What does this mean for SEO? As of right now, arguably not a lot. A recent post by Distilled CEO, Will Critchlow, estimated that 75-80% of voice searches can be categorised as ‘incremental’ and are focused on information retrieval or action-based, rather than transactional focused queries. However, don’t expect it to stay this way in the long term, as voice search is still very much in its infancy!
This is good news for those in the SEO industry who have been frantically worried about voice search negating their optimisation efforts!
Whilst voice search is not dominating the search industry as a whole just yet, there are industries that it will be affecting. If you operate a local business or have clients with a local SEO focus, then you should be adopting a voice search strategy. BrightLocal’s Voice Search for Local Business study found that 46% of voice search users look for a local business via voice search on a daily basis. This highlights a huge opportunity for those offering local oriented products/services to capitalise on.
Let’s look at how you can optimise for voice search:
Schema markup allows Google to better understand the context of elements on your website. This is likely to become an influential factor in whether or not your strategy maximises its potential as voice search continues to grow. By using Schema to highlight the key aspects of your page that are relevant to voice search, such as price, opening hours, upcoming events, etc. you can assist Google in extracting the key information that the user wants.
Strategic use of Schema markup also improves your chances of obtaining featured snippets.
Optimise for local searches
As voice search currently has a primary focus on local queries it’s important to make sure that you have optimised your site for the local area.

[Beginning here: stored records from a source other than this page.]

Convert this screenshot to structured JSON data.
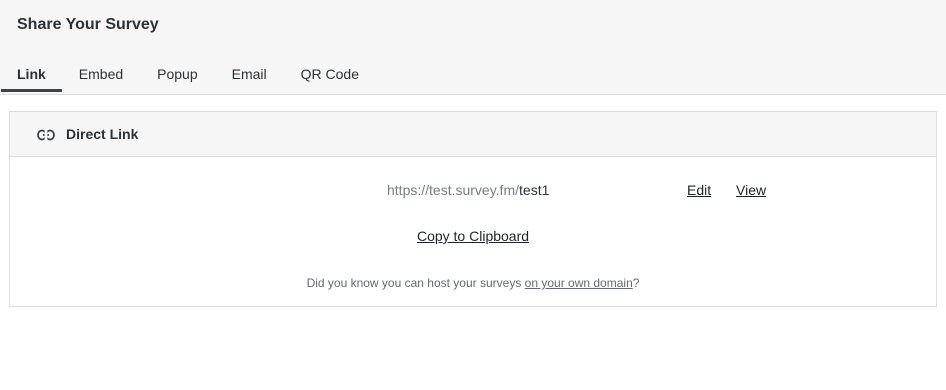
{
  "header": {
    "title": "Share Your Survey",
    "tabs": [
      {
        "label": "Link",
        "active": true
      },
      {
        "label": "Embed",
        "active": false
      },
      {
        "label": "Popup",
        "active": false
      },
      {
        "label": "Email",
        "active": false
      },
      {
        "label": "QR Code",
        "active": false
      }
    ]
  },
  "panel": {
    "icon": "link-icon",
    "title": "Direct Link",
    "url_base": "https://test.survey.fm/",
    "url_slug": "test1",
    "edit_label": "Edit",
    "view_label": "View",
    "copy_label": "Copy to Clipboard",
    "note_prefix": "Did you know you can host your surveys ",
    "note_link": "on your own domain",
    "note_suffix": "?"
  }
}
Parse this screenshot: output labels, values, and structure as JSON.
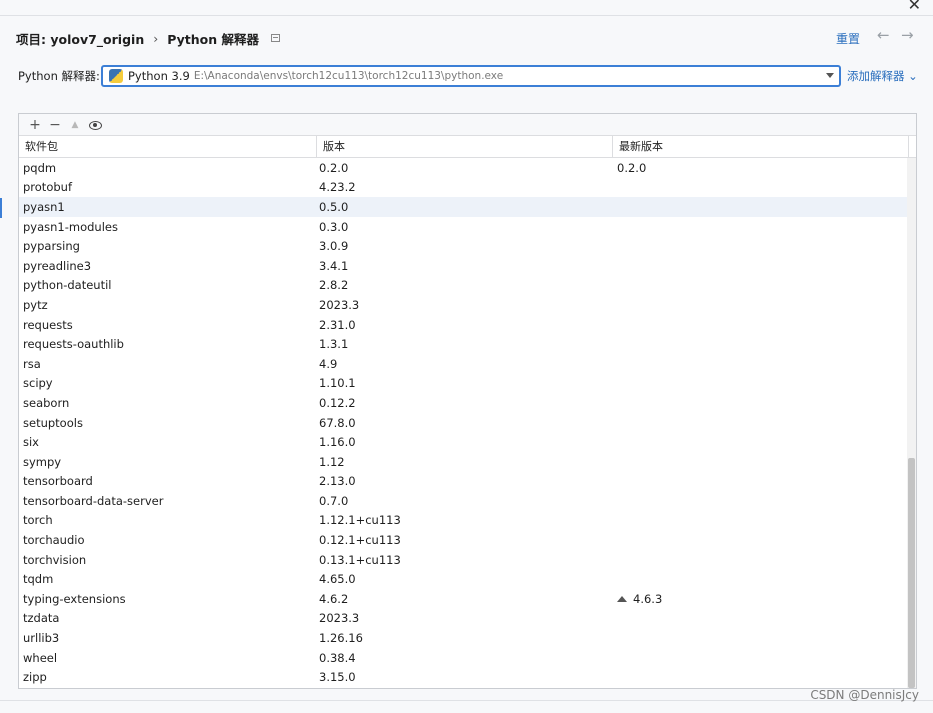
{
  "window": {
    "close_glyph": "✕"
  },
  "header": {
    "project": "项目: yolov7_origin",
    "separator": "›",
    "section": "Python 解释器",
    "reset": "重置",
    "back_glyph": "←",
    "forward_glyph": "→"
  },
  "interpreter": {
    "label": "Python 解释器:",
    "name": "Python 3.9",
    "path": "E:\\Anaconda\\envs\\torch12cu113\\torch12cu113\\python.exe",
    "add_label": "添加解释器 ⌄",
    "icon": "python-icon"
  },
  "toolbar": {
    "add": "+",
    "remove": "−",
    "upgrade": "▲"
  },
  "columns": {
    "package": "软件包",
    "version": "版本",
    "latest": "最新版本"
  },
  "packages": [
    {
      "name": "pqdm",
      "version": "0.2.0",
      "latest": "0.2.0"
    },
    {
      "name": "protobuf",
      "version": "4.23.2",
      "latest": ""
    },
    {
      "name": "pyasn1",
      "version": "0.5.0",
      "latest": ""
    },
    {
      "name": "pyasn1-modules",
      "version": "0.3.0",
      "latest": ""
    },
    {
      "name": "pyparsing",
      "version": "3.0.9",
      "latest": ""
    },
    {
      "name": "pyreadline3",
      "version": "3.4.1",
      "latest": ""
    },
    {
      "name": "python-dateutil",
      "version": "2.8.2",
      "latest": ""
    },
    {
      "name": "pytz",
      "version": "2023.3",
      "latest": ""
    },
    {
      "name": "requests",
      "version": "2.31.0",
      "latest": ""
    },
    {
      "name": "requests-oauthlib",
      "version": "1.3.1",
      "latest": ""
    },
    {
      "name": "rsa",
      "version": "4.9",
      "latest": ""
    },
    {
      "name": "scipy",
      "version": "1.10.1",
      "latest": ""
    },
    {
      "name": "seaborn",
      "version": "0.12.2",
      "latest": ""
    },
    {
      "name": "setuptools",
      "version": "67.8.0",
      "latest": ""
    },
    {
      "name": "six",
      "version": "1.16.0",
      "latest": ""
    },
    {
      "name": "sympy",
      "version": "1.12",
      "latest": ""
    },
    {
      "name": "tensorboard",
      "version": "2.13.0",
      "latest": ""
    },
    {
      "name": "tensorboard-data-server",
      "version": "0.7.0",
      "latest": ""
    },
    {
      "name": "torch",
      "version": "1.12.1+cu113",
      "latest": ""
    },
    {
      "name": "torchaudio",
      "version": "0.12.1+cu113",
      "latest": ""
    },
    {
      "name": "torchvision",
      "version": "0.13.1+cu113",
      "latest": ""
    },
    {
      "name": "tqdm",
      "version": "4.65.0",
      "latest": ""
    },
    {
      "name": "typing-extensions",
      "version": "4.6.2",
      "latest": "4.6.3",
      "upgradable": true
    },
    {
      "name": "tzdata",
      "version": "2023.3",
      "latest": ""
    },
    {
      "name": "urllib3",
      "version": "1.26.16",
      "latest": ""
    },
    {
      "name": "wheel",
      "version": "0.38.4",
      "latest": ""
    },
    {
      "name": "zipp",
      "version": "3.15.0",
      "latest": ""
    }
  ],
  "selected_row": 2,
  "watermark": "CSDN @DennisJcy",
  "colors": {
    "accent": "#3c7fd6",
    "link": "#2a6ebd",
    "selection": "#edf2f9"
  }
}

If a user searches ‘Italian restaurant in Hertfordshire’ and your company satisfies this search then you want to make sure that you’re prominently featured in the organic results, right?
Make sure that you have all of the basic on-page optimisations required for local searches, and that your Google My Business profile is complete with an enticing company description, plenty of positive reviews (if possible), and a complete profile with accurate opening times, high-quality images, and up-to-date contact information.
Target featured snippets
As we mentioned earlier, featured snippets are certainly a key factor to include within your voice search strategy. For informational voice search queries, such as “How to clean suede shoes”, Google will return a voice answer based upon the featured snippet available.
This drastically reduces the competitive ability for those currently ranking in the top positions for standard searches, as the user will not have the ability to select the answer that they think best satisfies their query.
A study by Moz on 1000 informational queries found that 87% of text-based featured snippets (like the one above) resulted in a voice answer, with this figure reducing to just under 50% for listed snippets, and 33% for tabular snippets.
It’s important to note that optimising for voice search is not guaranteed to increase your website traffic, as only 20-25% of all searches have a transactional intent. Currently, these are primarily focused on local results. Gaining the featured snippet can be a useful tactic for improving brand authority and increasing user confidence, but it is unlikely to increase traffic from a voice search perspective just yet.
When it comes to voice search, you need to consider the nature of the search and how the user is likely to pose their query. As of 2017, 70% of requests to Google Assistant are expressed in their natural language, and not in the standard search format. This means that as voice search queries with transactional intent grow throughout 2019 and beyond, it will be more important than ever to ensure that your content targets the tone of the user query.
Tweet Honcho_Search and let me know your thoughts on voice search. Have a great Christmas everyone!